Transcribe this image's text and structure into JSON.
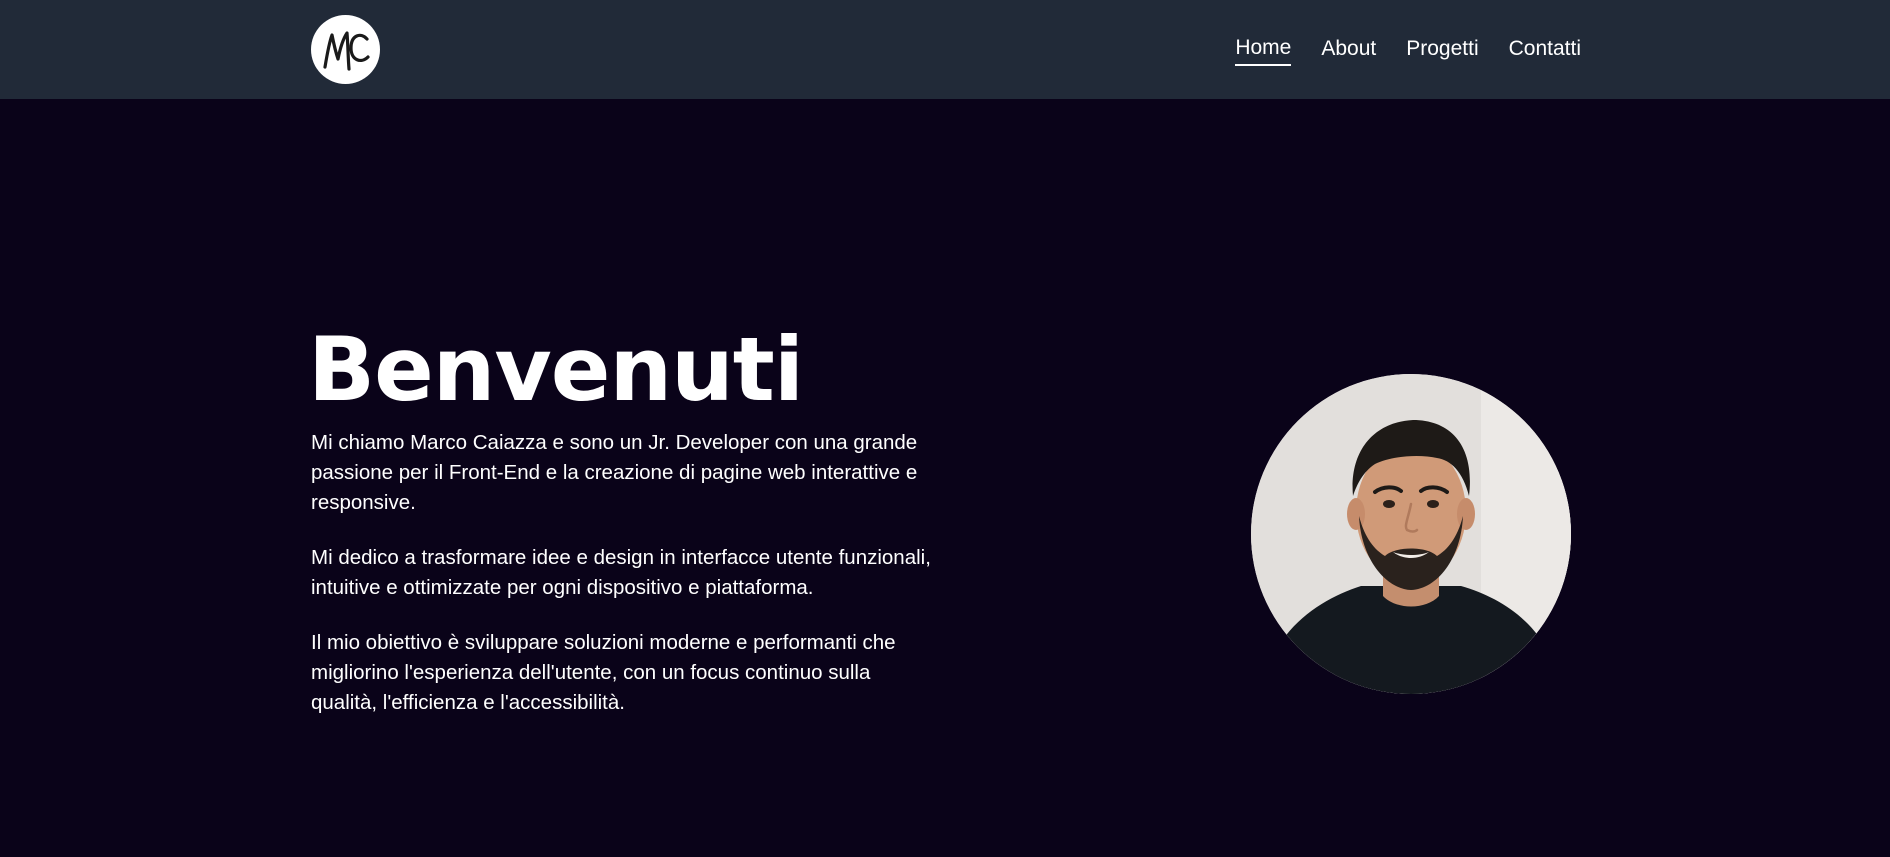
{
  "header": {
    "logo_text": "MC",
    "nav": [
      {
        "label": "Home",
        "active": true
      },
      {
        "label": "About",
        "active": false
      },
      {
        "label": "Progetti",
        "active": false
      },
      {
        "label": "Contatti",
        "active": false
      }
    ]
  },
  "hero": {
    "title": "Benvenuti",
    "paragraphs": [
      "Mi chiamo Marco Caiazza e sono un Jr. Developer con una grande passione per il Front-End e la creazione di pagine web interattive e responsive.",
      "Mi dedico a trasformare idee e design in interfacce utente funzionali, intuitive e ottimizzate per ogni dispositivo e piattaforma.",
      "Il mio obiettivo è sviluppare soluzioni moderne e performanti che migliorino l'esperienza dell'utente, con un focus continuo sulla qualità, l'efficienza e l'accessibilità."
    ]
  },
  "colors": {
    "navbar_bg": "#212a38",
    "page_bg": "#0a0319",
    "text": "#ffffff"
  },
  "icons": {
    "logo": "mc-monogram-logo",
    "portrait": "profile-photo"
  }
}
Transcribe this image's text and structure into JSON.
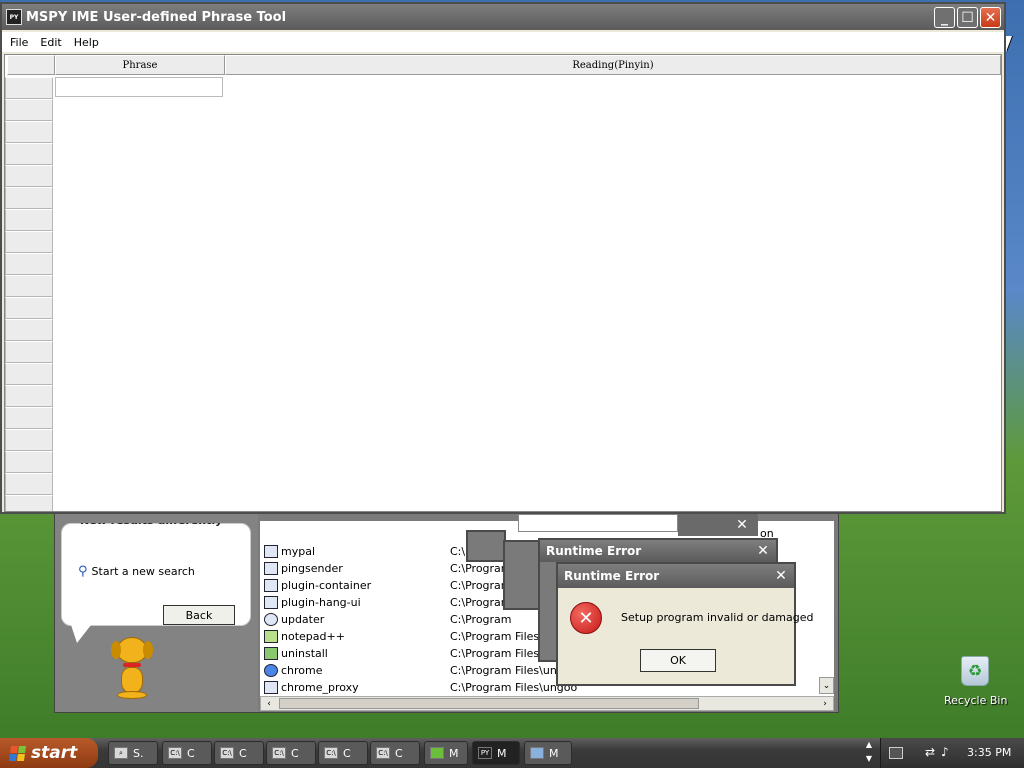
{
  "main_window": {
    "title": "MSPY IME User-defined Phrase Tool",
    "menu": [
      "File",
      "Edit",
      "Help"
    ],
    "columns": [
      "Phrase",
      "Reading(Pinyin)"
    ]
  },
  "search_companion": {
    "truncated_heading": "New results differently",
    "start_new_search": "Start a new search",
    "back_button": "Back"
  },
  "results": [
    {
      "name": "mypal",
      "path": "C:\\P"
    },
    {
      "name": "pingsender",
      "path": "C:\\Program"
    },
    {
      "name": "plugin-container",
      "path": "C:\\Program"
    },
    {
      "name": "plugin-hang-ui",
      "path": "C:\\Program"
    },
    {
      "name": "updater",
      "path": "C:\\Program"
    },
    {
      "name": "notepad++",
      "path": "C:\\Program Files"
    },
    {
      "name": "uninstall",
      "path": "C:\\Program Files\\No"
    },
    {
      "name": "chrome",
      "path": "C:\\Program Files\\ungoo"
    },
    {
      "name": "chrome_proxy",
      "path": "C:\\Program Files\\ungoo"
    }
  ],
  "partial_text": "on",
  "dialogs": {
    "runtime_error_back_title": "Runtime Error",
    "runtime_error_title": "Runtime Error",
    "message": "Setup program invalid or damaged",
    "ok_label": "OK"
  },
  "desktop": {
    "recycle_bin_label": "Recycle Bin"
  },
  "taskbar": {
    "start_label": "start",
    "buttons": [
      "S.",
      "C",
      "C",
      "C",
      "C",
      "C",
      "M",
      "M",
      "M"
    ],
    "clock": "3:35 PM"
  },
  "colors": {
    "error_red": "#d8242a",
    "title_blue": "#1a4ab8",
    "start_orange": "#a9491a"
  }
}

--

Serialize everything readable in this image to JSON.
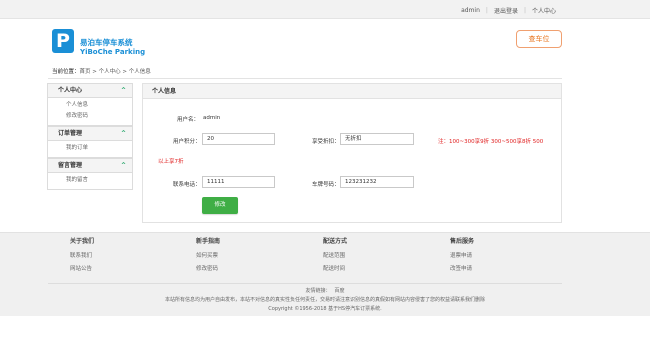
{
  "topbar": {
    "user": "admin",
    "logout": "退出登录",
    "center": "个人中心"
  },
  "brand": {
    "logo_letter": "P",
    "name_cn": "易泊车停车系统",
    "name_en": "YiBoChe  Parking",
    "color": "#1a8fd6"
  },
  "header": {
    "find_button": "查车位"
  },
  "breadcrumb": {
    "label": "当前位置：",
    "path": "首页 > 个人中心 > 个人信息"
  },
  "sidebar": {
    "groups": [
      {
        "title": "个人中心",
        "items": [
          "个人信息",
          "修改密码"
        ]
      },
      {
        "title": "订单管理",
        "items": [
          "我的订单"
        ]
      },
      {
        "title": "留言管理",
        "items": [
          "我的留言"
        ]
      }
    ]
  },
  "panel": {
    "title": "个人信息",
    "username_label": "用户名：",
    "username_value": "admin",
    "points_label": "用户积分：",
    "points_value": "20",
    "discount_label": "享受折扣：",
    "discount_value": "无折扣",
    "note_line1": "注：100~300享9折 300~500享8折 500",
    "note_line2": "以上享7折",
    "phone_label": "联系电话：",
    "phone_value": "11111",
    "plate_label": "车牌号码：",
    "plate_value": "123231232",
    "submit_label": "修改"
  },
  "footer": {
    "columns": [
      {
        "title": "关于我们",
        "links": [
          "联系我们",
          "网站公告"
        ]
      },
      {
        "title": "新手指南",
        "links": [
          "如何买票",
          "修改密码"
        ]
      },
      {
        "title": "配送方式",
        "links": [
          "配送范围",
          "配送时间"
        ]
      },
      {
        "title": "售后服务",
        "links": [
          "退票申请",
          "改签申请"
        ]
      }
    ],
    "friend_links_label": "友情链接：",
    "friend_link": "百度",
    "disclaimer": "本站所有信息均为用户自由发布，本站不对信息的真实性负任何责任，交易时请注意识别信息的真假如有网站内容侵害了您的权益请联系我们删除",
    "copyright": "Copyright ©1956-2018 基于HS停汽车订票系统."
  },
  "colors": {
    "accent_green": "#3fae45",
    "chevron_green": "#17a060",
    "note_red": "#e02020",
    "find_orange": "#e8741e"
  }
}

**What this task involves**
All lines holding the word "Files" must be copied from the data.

**Response box**
      "path": "C:\\Program Files"
      "path": "C:\\Program Files\\No"
      "path": "C:\\Program Files\\ungoo"
      "path": "C:\\Program Files\\ungoo"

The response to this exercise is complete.